The election victory also puts him closer to his dream of changing Turkey’s constitution to consolidate power in the hands of the presidency, a move his opponents fear would enable an already authoritarian leader to govern unchecked.

Turkey’s dominant political figure, Erdogan served as prime minister for more than a decade before being elected president last year.

Let’s get this out of the way right now. The polls in Turkey didn’t show anywhere near this much of a swing. Their own political analysts and the few remaining journalists who aren’t locked up in one of Erdogan’s dungeons didn’t see the numbers coming out that way. We may have just experienced an upset in our own presidential race but it was nothing like what happened in Turkey. At this point, Erdogan has locked up so many public officials who aren’t fiercely and unquestioningly loyal to him that it would be patently ridiculous not to ask if this election wasn’t completely fraudulent.

Still, the AKP didn’t manage to sweep the entire chamber. They came up 13 short of the supermajority they would need in the 550 member Parliament to be able to automatically rewrite the Constitution. Somehow, however, I’m not seeing this as too much of a problem for Erdogan. Given his unhesitating propensity to lock up and/or eliminate anyone who disagrees with him, do you think he’ll have much trouble finding thirteen members who will find it in their own long term health interests to go along with his plans?

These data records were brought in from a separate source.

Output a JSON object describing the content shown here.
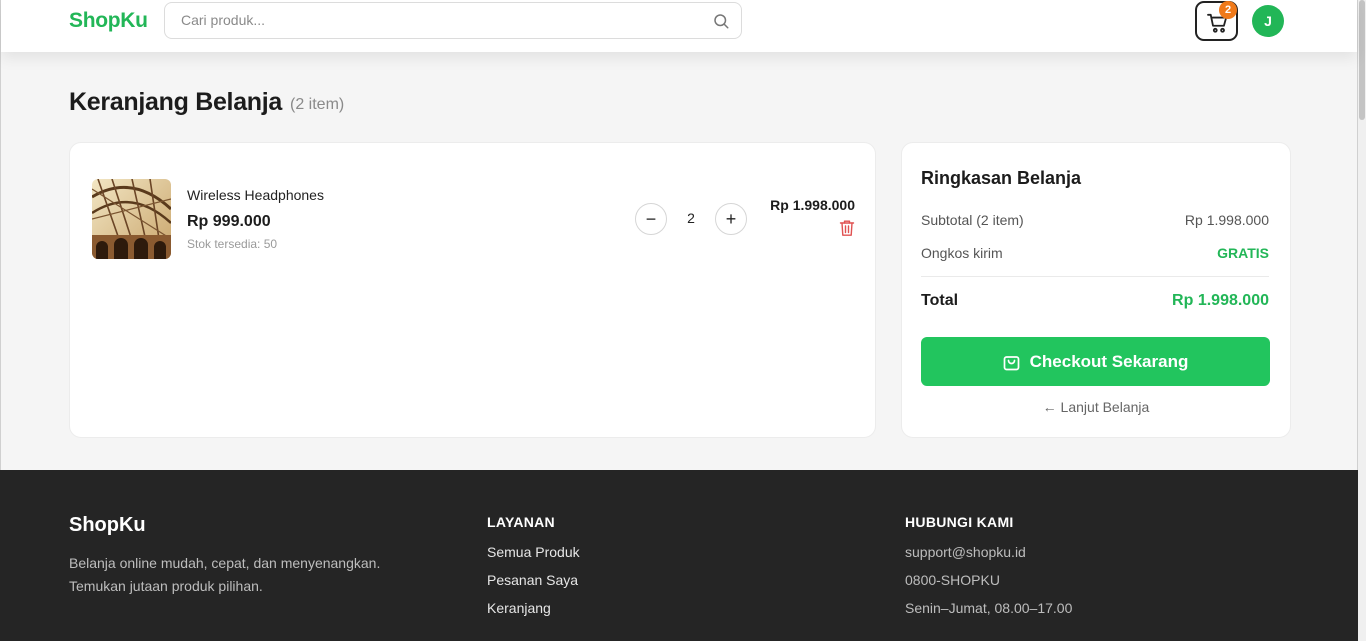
{
  "header": {
    "logo": "ShopKu",
    "search_placeholder": "Cari produk...",
    "cart_badge": "2",
    "avatar_initial": "J"
  },
  "page": {
    "title": "Keranjang Belanja",
    "item_count": "(2 item)"
  },
  "cart": {
    "items": [
      {
        "name": "Wireless Headphones",
        "price": "Rp 999.000",
        "stock": "Stok tersedia: 50",
        "quantity": "2",
        "line_total": "Rp 1.998.000"
      }
    ],
    "minus_label": "−",
    "plus_label": "+"
  },
  "summary": {
    "title": "Ringkasan Belanja",
    "subtotal_label": "Subtotal (2 item)",
    "subtotal_value": "Rp 1.998.000",
    "shipping_label": "Ongkos kirim",
    "shipping_value": "GRATIS",
    "total_label": "Total",
    "total_value": "Rp 1.998.000",
    "checkout_label": "Checkout Sekarang",
    "continue_label": "← Lanjut Belanja"
  },
  "footer": {
    "logo": "ShopKu",
    "description_line1": "Belanja online mudah, cepat, dan menyenangkan.",
    "description_line2": "Temukan jutaan produk pilihan.",
    "services_heading": "LAYANAN",
    "services": [
      "Semua Produk",
      "Pesanan Saya",
      "Keranjang"
    ],
    "contact_heading": "HUBUNGI KAMI",
    "contact": [
      "support@shopku.id",
      "0800-SHOPKU",
      "Senin–Jumat, 08.00–17.00"
    ]
  },
  "colors": {
    "brand": "#22b657",
    "checkout": "#22c55e",
    "badge": "#f07a1a",
    "delete": "#e05252",
    "footer_bg": "#252525"
  },
  "icons": {
    "search": "search-icon",
    "cart": "cart-icon",
    "delete": "trash-icon",
    "checkout": "shopping-bag-icon"
  }
}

At this point the changes would probably be largely cosmetic because Erdogan has already seized most of the power he seeks in practice, if not under the rules of the road. Changing the Constitution would simply lend an air of legitimacy to what he’s already doing anyway. And I wouldn’t expect to see any term limits being included if he gets his way. When someone like Erdogan gets hold of power you’ll probably have to pry it from his cold, dead hands.